[Component data from apps and pages]

---------------

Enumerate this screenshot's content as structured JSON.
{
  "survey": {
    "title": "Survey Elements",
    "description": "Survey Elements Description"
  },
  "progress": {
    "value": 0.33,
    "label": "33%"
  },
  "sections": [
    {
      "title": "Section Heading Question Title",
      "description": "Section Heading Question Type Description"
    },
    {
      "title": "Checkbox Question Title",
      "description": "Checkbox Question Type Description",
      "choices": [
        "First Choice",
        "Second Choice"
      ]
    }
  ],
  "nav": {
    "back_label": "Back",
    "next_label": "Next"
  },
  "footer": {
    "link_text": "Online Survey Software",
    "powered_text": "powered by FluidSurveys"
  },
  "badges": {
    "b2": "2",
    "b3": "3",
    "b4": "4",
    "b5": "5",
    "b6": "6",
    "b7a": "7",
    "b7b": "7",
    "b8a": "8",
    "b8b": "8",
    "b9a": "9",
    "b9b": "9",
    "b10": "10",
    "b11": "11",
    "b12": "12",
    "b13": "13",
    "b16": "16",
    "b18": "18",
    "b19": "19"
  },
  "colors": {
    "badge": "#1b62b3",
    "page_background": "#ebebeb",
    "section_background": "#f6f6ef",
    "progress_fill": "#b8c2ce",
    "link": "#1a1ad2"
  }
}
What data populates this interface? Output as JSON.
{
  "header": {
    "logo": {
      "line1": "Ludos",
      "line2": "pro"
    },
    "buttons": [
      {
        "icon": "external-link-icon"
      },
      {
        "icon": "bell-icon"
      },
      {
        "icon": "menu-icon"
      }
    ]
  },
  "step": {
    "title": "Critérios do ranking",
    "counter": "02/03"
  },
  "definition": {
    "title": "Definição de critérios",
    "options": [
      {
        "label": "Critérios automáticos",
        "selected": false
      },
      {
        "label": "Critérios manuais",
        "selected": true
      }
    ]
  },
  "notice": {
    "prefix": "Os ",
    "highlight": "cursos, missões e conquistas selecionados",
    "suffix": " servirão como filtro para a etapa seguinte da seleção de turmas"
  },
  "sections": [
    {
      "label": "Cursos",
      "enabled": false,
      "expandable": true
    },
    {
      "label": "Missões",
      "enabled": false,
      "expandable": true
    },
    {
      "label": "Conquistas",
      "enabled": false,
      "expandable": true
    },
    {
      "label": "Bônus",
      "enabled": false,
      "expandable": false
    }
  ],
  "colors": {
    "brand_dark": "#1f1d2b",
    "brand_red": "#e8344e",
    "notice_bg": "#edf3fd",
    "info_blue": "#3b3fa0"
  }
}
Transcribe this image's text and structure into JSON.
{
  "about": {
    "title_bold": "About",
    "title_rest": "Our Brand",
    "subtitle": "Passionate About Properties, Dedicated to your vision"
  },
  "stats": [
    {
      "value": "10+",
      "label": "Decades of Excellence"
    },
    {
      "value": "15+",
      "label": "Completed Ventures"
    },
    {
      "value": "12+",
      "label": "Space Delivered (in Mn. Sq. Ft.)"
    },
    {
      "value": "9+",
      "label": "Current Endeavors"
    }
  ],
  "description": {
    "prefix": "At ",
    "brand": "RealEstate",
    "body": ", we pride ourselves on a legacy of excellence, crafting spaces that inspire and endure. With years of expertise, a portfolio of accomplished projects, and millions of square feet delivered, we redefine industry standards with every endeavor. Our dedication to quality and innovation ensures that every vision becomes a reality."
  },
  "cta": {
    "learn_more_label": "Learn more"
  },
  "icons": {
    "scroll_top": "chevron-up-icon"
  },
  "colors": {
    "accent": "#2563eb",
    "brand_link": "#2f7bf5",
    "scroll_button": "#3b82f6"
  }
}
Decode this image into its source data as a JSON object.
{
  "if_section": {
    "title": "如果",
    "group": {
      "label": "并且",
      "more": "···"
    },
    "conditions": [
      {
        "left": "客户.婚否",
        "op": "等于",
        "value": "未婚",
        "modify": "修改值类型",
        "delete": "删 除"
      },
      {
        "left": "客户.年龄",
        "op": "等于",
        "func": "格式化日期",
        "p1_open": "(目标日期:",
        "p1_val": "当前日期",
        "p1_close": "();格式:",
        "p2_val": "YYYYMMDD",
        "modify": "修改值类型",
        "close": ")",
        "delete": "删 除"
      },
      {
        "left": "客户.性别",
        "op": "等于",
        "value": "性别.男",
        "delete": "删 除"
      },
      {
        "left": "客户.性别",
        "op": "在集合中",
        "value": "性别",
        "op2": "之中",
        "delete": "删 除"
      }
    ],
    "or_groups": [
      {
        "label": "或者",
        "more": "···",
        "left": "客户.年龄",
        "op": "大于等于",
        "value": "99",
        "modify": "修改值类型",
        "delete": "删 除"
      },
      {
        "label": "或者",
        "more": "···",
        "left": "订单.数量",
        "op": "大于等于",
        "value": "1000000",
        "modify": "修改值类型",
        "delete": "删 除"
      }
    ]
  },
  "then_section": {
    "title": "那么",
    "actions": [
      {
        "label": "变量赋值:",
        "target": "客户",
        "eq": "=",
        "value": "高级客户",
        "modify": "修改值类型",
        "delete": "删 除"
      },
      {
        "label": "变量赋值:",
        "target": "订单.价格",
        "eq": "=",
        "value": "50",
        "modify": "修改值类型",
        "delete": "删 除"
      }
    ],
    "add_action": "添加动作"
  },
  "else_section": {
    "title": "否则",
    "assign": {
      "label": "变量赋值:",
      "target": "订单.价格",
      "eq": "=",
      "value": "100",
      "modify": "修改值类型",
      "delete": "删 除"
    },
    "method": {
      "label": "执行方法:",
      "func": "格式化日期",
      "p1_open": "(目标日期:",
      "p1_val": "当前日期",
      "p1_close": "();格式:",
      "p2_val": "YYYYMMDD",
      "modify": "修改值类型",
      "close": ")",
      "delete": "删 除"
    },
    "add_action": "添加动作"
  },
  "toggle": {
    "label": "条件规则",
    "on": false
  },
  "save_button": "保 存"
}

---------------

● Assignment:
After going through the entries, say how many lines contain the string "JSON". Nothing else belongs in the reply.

● Solution for this problem:
4